The Tanzimat describes the era of reformation of the Ottoman Empire that started in 1839 and ended in 1876. Non-Muslims and non-Turks were integrated into society and given equality throughout the empire. Established in 1299, the Ottoman Empire lasted until 1923. The Empire used its capital city of Constantinople and its lands throughout the Mediterranean to control interactions between the Eastern and Western Hemispheres for over 600 years.
At this time, the Ottoman Empire was losing power and feared it might not have the force necessary to defend itself against invasion. During the Tanzimat period, secular laws replaced religious laws. Prominent reformers of the time meant to enact successful European laws, give equality to all citizens and put an end to corruption. The leaders made necessary inroads with other countries throughout Europe.
The Turkish finance system and the criminal and civil codes were reformed in the image of the French model. Slavery was abolished while education and health care were promoted. The Rescript of the Rose Chamber was the first major reform during the Tanzimat period. It was aimed at enforcing the rule of law for all citizens and making every citizen equal under the law.
Religious freedom was finally brought about with The Reform Edict of 1956. Among other things, this edict disallowed the forced conversion to Islam. Unfortunately, with so many officials in so many different regions, the laws were interpreted and carried out in a variety of ways. Some officials saw the edicts as being nothing but words that they were not required to follow.
These reforms brought the Ottoman Empire closer to Westernization and centralized government power. It also had the desired effect of increasing the European support of the Ottoman Empire.
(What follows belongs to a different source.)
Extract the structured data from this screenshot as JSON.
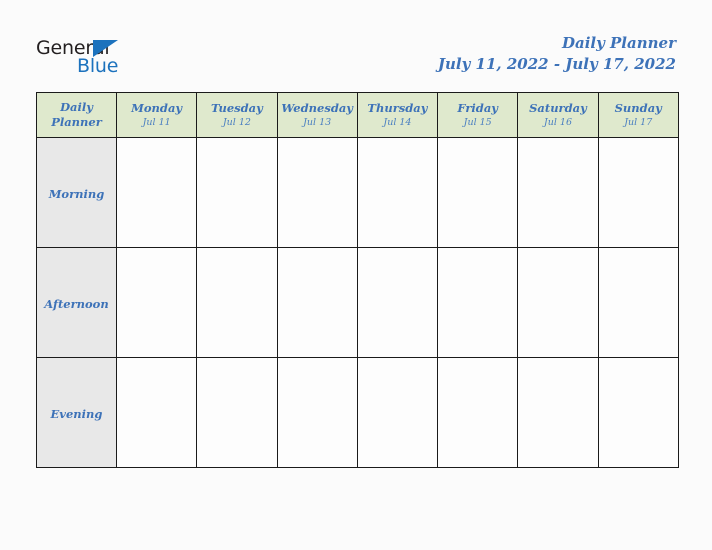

In 1876, the Ottoman constitution was implemented to decrease the power of the Sultan. This officially ends the Tanzimat period and begins the First Constitutional Era.